These answers are used as talking points for the instructor later that morning, while the issue is still fresh in the students' minds. By doing this, the instructor "individualizes" the lecture. Students in the classroom recognize their own wording, both correct and incorrect, and thus become engaged as part of the feedback loop. It is quite common for the classroom discussion to continue via email between the instructor and particular students. Paradoxically, technology used this way encourages a more personal and intimate bond between instructors and students. It is clear from course evaluations that students feel part of a team working on a common project.
The Puzzle is a weekly assignment, consisting of a single question that typically involves several concepts. After the student responses have been collected electronically, a classroom discussion follows which closes the topic and integrates it with the rest of the course material.
The What's Physics Good For page brings a weekly essay on some related topic, not central to the course material. These essays differ from the "application" essays in physics textbooks in important ways. First, they contain numerous links to external web sites containing a wealth of related material. Second, they always end with extra credit assignments which induce the students to follow the web links and thus relate the course material to the real world. We refer to these assignments as "extra credit" for a specific reason. We noticed that students would not visit the JITT site unless there was a direct academic incentive. We did not wish to reduce the amount of traditional homework nor did we wish to "require" extra work without a concomitant increase in the number of credit hours earned. Offering "extra credit" answers both of these concerns, while simultaneously improving student morale.

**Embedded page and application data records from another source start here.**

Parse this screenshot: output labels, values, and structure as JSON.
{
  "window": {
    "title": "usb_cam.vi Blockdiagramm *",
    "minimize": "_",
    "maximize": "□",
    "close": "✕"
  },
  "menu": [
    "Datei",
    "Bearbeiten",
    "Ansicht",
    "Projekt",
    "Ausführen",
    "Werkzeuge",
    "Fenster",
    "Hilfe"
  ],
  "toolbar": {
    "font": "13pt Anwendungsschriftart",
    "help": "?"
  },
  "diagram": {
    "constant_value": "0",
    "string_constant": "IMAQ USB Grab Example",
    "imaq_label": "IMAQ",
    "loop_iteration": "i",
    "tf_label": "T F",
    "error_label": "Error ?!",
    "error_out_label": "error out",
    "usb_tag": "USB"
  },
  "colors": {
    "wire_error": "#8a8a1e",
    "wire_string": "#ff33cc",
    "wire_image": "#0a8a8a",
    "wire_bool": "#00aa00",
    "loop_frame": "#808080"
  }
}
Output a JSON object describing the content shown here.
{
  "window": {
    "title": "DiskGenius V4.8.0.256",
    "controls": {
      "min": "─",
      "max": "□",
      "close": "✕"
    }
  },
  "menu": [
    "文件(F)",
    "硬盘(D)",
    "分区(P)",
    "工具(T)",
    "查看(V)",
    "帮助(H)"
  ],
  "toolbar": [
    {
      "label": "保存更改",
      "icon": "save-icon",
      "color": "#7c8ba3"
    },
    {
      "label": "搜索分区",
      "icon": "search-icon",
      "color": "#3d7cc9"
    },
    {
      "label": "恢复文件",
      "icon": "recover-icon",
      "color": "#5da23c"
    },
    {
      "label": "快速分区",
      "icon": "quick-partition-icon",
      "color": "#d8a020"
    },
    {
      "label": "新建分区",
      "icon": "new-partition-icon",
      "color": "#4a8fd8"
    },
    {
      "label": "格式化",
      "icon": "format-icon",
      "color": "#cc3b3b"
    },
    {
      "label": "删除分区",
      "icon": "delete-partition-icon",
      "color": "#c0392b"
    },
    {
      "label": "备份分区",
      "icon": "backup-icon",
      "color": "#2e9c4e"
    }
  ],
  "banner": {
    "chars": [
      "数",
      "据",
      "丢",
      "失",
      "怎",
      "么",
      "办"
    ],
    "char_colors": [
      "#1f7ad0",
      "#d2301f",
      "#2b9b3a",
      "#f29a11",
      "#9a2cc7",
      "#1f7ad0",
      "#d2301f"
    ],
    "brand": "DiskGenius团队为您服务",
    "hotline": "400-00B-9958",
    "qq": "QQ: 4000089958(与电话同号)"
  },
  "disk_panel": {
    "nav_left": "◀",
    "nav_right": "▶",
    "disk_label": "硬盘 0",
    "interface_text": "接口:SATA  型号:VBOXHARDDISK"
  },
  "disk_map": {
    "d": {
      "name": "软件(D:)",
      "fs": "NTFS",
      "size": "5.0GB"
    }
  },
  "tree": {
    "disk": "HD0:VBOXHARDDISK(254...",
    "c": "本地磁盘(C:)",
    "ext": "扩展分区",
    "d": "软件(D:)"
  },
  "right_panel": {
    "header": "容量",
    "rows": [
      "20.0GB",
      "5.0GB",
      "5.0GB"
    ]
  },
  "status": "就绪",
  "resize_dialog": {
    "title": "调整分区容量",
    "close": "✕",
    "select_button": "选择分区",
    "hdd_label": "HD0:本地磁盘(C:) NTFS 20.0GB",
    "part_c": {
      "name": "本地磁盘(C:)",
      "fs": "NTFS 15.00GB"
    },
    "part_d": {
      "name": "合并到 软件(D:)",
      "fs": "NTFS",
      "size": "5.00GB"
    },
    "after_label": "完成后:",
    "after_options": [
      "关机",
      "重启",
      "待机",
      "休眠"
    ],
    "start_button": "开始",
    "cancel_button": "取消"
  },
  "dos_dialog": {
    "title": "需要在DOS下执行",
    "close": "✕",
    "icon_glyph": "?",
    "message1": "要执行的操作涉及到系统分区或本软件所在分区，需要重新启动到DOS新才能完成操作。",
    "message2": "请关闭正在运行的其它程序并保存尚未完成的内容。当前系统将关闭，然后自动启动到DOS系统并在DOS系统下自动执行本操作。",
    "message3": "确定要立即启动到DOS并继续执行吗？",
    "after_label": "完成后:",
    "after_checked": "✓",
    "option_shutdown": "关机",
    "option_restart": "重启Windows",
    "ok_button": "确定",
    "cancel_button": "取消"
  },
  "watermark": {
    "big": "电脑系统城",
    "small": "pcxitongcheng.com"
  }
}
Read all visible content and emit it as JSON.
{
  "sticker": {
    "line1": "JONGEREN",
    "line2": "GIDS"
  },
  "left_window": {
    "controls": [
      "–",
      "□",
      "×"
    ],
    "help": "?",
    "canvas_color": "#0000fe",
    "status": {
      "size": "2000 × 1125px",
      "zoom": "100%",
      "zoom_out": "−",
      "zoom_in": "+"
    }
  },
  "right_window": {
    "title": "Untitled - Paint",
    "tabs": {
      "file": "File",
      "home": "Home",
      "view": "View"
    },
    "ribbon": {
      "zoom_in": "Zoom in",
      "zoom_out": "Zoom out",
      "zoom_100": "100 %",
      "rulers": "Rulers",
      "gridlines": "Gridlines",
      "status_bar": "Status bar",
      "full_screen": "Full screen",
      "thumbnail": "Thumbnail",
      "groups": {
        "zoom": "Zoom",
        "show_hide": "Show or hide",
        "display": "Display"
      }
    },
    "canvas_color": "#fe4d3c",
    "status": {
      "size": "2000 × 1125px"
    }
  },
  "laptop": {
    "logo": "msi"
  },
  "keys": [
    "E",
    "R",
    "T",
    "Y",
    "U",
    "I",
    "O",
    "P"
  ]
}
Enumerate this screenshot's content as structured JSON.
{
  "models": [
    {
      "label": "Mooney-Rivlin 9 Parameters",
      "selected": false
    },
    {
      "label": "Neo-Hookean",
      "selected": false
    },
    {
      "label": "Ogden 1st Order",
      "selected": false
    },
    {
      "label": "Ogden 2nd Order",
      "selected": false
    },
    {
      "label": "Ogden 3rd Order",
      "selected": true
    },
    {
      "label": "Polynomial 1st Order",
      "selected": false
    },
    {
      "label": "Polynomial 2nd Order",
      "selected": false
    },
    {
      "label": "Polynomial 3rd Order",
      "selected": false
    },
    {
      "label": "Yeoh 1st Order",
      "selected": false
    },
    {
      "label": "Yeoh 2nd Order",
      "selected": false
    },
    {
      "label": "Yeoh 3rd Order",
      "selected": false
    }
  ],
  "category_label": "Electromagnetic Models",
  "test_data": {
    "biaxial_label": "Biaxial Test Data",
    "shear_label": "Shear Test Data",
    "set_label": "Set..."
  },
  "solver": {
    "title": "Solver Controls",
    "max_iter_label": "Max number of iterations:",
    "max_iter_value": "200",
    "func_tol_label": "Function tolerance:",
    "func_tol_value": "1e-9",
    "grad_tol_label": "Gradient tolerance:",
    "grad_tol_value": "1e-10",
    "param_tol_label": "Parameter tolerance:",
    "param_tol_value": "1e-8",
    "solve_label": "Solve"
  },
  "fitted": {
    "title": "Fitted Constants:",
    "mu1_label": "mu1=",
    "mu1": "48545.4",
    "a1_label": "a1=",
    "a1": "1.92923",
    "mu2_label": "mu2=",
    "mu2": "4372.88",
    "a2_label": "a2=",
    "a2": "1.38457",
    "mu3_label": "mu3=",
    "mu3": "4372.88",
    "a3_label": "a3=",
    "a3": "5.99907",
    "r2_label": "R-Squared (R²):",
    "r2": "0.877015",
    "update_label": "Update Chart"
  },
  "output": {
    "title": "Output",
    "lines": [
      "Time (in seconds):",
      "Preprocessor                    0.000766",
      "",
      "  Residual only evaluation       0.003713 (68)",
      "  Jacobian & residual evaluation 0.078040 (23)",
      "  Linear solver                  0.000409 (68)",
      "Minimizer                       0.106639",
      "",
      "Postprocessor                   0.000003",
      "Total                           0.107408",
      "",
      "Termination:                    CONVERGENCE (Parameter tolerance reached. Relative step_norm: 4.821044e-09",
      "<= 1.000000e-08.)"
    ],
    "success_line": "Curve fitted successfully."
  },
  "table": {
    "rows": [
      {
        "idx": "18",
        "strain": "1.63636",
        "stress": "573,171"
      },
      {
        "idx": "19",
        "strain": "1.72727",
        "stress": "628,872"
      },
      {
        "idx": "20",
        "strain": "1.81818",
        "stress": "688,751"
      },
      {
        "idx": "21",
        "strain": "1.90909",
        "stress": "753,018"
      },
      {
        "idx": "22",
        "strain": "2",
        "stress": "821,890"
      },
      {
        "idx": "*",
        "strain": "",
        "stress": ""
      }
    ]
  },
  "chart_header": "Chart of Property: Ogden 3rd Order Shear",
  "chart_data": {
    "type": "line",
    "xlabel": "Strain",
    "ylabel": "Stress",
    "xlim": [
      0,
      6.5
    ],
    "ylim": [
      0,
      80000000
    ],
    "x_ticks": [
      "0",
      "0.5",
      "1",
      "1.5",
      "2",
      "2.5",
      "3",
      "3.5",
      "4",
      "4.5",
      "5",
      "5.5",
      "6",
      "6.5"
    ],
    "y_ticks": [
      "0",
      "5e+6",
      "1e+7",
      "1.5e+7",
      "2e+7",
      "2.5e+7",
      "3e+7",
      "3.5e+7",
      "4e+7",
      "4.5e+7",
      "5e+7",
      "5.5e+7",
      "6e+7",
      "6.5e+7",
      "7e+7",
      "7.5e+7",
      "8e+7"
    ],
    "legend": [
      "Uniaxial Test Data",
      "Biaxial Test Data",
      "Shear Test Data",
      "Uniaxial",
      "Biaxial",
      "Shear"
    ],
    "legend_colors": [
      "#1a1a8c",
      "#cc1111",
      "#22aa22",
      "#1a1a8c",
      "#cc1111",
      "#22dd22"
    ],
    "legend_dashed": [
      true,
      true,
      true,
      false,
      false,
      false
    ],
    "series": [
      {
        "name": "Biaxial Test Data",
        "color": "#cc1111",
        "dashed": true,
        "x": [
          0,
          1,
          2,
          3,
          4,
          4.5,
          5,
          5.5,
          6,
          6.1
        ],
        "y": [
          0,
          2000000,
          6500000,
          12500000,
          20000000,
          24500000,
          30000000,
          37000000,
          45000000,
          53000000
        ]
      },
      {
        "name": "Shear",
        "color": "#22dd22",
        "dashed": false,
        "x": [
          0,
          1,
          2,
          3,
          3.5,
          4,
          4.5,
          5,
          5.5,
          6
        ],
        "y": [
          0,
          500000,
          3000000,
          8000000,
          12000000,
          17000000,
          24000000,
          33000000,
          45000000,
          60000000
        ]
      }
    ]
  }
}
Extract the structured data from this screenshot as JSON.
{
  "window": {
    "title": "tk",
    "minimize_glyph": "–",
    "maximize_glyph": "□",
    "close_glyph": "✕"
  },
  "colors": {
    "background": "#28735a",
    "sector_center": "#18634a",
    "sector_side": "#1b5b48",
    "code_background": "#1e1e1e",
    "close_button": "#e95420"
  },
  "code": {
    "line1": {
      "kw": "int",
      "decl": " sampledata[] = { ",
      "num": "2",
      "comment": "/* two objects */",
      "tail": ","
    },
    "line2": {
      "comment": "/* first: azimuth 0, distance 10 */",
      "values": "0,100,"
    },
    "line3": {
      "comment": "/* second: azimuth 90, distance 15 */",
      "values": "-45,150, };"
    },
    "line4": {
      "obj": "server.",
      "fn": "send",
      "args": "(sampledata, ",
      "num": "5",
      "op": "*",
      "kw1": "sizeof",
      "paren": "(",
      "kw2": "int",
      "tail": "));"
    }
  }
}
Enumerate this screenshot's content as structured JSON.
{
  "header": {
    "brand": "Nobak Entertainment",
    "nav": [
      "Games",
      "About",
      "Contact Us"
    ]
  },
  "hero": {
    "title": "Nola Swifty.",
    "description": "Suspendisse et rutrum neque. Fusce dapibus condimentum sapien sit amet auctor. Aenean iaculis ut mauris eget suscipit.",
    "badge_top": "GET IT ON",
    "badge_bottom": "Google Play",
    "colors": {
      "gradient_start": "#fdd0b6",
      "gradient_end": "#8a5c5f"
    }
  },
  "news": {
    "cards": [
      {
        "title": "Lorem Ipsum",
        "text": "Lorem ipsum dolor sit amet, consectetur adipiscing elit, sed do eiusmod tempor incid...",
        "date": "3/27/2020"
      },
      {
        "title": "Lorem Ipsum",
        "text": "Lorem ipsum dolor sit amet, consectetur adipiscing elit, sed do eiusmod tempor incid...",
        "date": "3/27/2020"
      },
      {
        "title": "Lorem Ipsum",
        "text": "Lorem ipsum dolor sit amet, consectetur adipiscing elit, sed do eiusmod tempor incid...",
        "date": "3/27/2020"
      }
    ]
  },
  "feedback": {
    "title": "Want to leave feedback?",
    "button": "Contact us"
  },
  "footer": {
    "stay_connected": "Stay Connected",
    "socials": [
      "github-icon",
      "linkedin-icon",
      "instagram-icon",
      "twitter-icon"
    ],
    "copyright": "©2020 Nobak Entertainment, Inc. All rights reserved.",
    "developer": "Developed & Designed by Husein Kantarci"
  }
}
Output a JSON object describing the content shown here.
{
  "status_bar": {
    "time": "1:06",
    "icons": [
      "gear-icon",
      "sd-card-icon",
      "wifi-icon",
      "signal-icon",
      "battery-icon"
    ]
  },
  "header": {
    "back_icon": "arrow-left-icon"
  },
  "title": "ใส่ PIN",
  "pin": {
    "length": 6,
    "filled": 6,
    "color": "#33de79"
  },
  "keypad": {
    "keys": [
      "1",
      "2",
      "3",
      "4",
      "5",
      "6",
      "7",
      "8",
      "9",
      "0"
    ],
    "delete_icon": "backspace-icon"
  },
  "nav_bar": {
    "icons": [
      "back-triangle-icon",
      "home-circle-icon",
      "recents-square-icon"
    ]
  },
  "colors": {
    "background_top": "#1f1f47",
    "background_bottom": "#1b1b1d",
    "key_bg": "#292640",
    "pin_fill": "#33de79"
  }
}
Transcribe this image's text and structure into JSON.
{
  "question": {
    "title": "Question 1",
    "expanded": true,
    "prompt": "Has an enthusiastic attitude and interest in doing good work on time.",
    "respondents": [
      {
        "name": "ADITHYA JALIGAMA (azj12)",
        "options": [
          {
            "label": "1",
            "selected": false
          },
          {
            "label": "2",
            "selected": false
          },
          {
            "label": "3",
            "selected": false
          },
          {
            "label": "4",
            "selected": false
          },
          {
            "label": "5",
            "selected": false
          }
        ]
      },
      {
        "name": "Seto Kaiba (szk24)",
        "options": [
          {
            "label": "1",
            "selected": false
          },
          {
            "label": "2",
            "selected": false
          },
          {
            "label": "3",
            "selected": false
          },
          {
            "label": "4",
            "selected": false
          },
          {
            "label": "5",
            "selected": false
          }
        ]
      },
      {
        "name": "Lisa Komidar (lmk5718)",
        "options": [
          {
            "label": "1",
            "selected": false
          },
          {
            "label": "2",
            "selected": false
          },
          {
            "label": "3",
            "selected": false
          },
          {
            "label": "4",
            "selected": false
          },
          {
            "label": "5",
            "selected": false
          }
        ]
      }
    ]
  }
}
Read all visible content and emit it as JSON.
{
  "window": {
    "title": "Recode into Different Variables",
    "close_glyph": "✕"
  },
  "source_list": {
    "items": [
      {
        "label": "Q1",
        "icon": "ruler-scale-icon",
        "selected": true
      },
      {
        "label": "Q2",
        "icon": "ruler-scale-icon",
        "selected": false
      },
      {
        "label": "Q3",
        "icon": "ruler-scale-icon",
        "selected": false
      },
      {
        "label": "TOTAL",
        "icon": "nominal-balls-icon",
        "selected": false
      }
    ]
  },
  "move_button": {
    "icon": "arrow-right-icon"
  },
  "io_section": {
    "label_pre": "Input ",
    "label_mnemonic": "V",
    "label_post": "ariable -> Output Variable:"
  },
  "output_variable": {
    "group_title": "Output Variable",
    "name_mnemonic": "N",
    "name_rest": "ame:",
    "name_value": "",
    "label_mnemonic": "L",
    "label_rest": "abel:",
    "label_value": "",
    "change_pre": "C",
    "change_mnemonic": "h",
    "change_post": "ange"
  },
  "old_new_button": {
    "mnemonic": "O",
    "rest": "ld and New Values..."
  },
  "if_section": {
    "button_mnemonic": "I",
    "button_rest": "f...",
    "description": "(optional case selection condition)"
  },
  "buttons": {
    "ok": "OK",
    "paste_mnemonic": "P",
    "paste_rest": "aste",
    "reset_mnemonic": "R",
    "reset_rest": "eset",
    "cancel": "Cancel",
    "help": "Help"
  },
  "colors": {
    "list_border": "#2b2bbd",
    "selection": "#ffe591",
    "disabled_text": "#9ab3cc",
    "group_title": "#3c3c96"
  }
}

Lastly, the information and the communication pages contain the electronic edition of traditional handout material such as the syllabus and the course calendar as well as the electronic version of the course bulletin board.
Preliminary assessment of the USAFA use of JITT falls into three general areas: GPA comparisons, student responses to a standard attitudinal survey, and anonymous end-of-course survey responses.
The preliminary comparison of incoming and outgoing GPAs in course sections in which the JITT strategy was not used at all, used sometimes, and used consistently in our second semester course is:
|GROUP||incoming GPA||outgoing GPA|
We administered the Maryland Physics Expectations (MPEX) survey , designed to measure student attitudes toward physics courses, as a pre- and post-course survey of the "consistent JITT" students in our second semester course. Our preliminary analysis shows that, in each of the attitude dimensions measured by the survey, there was either a small improvement or essentially no change in student attitudes in the "consistent JITT" course sections. This is in contrast to data from other institutions which show declines in student attitudes among students taking the first semester physics course. Further, broader work with the MPEX survey is on-going and is needed in order to set the context and determine the significance of our results.
The student responses to an end-of-semester voluntary anonymous survey about the use of the JITT strategy were overwhelmingly positive; 94% of the students indicated they thought preflights were a good idea. Students commented repeatedly that preflights helped them to learn rather than memorize, be prepared for class, and keep up throughout the semester.